From the opening of the Battle of Okinawa in March 1945, Okinawa and the surrounding (Nansei) islands were severed from Japan by order of the commander of the US Pacific Fleet, Adm. Chester W. Nimitz. US military control was formalized in the San Francisco Treaty of 1951. It wasn’t until 1972 that these territories were returned to Japanese sovereignty as the prefecture of Okinawa. 

China and Taiwan protested the inclusion of the contested chain in the 1972 hand-over of Okinawa to Japan, both having started asserting sovereign rights over the islets after a United Nations study in 1968 indicated the potential for vast oil reserves in the surrounding seabed. Japan, in turn, protested that because neither China nor Taiwan had contested their inclusion in the San Francisco Treaty it was too late to assert a claim to the islets. 

Okinawa’s local leaders meanwhile protested that a large US military presence remained on their territory despite the official return of Japanese sovereignty. They were, of course, roundly ignored by both Tokyo and Washington. (Japan FocusKyodo, Sept. 17)

This remains as much of a concern today. On Sept. 9, tens of thousands rallied in Okinawa to protest plans to deploy the MV-22 Osprey, the trouble-plagued tilt-rotor aircraft, at the US Marine Corps’ Futenma Air Station in the city of Ginowan. The Marines want to bring in 24 Ospreys to replace a fleet of Vietnam-era helicopters, but Okinawans are overwhelmingly opposed, pointing to the aircraft’s poor safety record. A US Marine helicopter crashed into the campus of Okinawa International University in August 2004, sparking a wave of protests.

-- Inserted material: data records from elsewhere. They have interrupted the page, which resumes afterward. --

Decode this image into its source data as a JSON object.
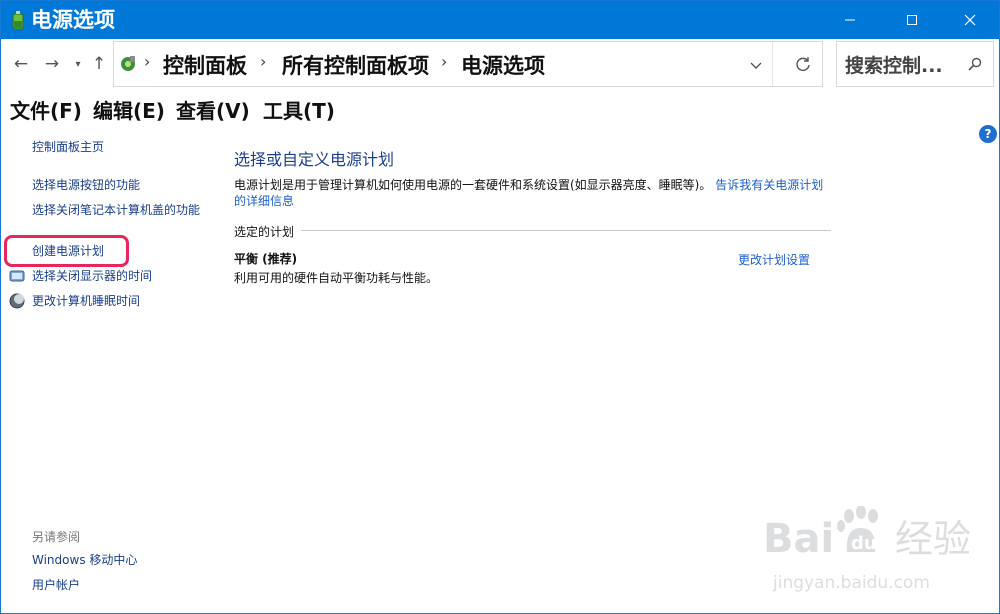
{
  "window": {
    "title": "电源选项",
    "min_icon": "minimize-icon",
    "max_icon": "maximize-icon",
    "close_icon": "close-icon",
    "accent": "#0078d7"
  },
  "address": {
    "breadcrumbs": [
      "控制面板",
      "所有控制面板项",
      "电源选项"
    ],
    "search_placeholder": "搜索控制..."
  },
  "menu": [
    "文件(F)",
    "编辑(E)",
    "查看(V)",
    "工具(T)"
  ],
  "help": "?",
  "sidebar": {
    "home": "控制面板主页",
    "links": [
      "选择电源按钮的功能",
      "选择关闭笔记本计算机盖的功能",
      "创建电源计划",
      "选择关闭显示器的时间",
      "更改计算机睡眠时间"
    ],
    "see_also_title": "另请参阅",
    "see_also": [
      "Windows 移动中心",
      "用户帐户"
    ],
    "highlight_color": "#e8265e"
  },
  "main": {
    "heading": "选择或自定义电源计划",
    "desc": "电源计划是用于管理计算机如何使用电源的一套硬件和系统设置(如显示器亮度、睡眠等)。",
    "desc_link": "告诉我有关电源计划的详细信息",
    "section": "选定的计划",
    "plan_name": "平衡 (推荐)",
    "plan_desc": "利用可用的硬件自动平衡功耗与性能。",
    "plan_link": "更改计划设置"
  },
  "watermark": {
    "logo_text": "Bai du 经验",
    "url": "jingyan.baidu.com"
  }
}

Organizers claimed 100,00 participated in the Sept. 9 protest, while Japan’s government put the figure at 25,000. In either case, it was the largest protest on the island in years, signaling a growing movement for the removal of US military forces from Okinawa entirely. (Japan Focus, Sept. 17; NYT, Sept. 15; Stars and Stripes, Sept. 14)